- THE PROBLEM
Only the lines from the one containing "Decode this image" through the last line of the data are to be written out, exactly and in full.

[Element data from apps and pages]
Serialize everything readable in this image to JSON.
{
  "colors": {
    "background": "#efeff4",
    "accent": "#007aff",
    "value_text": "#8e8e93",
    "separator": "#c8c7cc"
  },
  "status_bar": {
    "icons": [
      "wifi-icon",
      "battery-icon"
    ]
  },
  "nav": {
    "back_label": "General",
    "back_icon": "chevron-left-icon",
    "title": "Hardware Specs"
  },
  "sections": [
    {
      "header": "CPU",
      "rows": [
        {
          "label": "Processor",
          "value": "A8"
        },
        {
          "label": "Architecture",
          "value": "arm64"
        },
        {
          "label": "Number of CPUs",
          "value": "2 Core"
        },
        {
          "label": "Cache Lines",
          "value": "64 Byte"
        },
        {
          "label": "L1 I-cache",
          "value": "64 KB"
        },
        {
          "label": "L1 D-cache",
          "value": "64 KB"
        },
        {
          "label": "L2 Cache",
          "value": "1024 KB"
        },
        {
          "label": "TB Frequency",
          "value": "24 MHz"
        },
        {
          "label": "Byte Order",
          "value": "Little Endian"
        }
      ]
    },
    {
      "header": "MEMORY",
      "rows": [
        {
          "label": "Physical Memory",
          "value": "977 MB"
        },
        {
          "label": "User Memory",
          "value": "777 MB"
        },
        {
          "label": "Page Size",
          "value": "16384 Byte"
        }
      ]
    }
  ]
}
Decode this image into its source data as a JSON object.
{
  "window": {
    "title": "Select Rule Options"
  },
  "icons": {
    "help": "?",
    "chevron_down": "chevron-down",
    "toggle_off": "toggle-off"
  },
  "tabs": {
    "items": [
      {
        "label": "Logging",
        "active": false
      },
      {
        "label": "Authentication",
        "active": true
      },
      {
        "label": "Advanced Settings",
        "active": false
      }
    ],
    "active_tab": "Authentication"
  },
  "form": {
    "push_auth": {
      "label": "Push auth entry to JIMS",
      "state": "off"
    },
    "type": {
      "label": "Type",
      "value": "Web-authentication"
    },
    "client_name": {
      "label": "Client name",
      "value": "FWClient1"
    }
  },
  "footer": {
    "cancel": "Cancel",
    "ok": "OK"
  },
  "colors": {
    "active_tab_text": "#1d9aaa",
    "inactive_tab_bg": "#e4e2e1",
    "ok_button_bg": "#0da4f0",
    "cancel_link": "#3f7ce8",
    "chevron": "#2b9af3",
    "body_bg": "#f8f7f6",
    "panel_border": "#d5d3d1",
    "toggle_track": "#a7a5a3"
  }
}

- SOLUTION FOR THIS TASK
Decode this image into its source data as a JSON object.
{
  "window": {
    "title": "Select Rule Options"
  },
  "icons": {
    "help": "?",
    "chevron_down": "chevron-down",
    "toggle_off": "toggle-off"
  },
  "tabs": {
    "items": [
      {
        "label": "Logging",
        "active": false
      },
      {
        "label": "Authentication",
        "active": true
      },
      {
        "label": "Advanced Settings",
        "active": false
      }
    ],
    "active_tab": "Authentication"
  },
  "form": {
    "push_auth": {
      "label": "Push auth entry to JIMS",
      "state": "off"
    },
    "type": {
      "label": "Type",
      "value": "Web-authentication"
    },
    "client_name": {
      "label": "Client name",
      "value": "FWClient1"
    }
  },
  "footer": {
    "cancel": "Cancel",
    "ok": "OK"
  },
  "colors": {
    "active_tab_text": "#1d9aaa",
    "inactive_tab_bg": "#e4e2e1",
    "ok_button_bg": "#0da4f0",
    "cancel_link": "#3f7ce8",
    "chevron": "#2b9af3",
    "body_bg": "#f8f7f6",
    "panel_border": "#d5d3d1",
    "toggle_track": "#a7a5a3"
  }
}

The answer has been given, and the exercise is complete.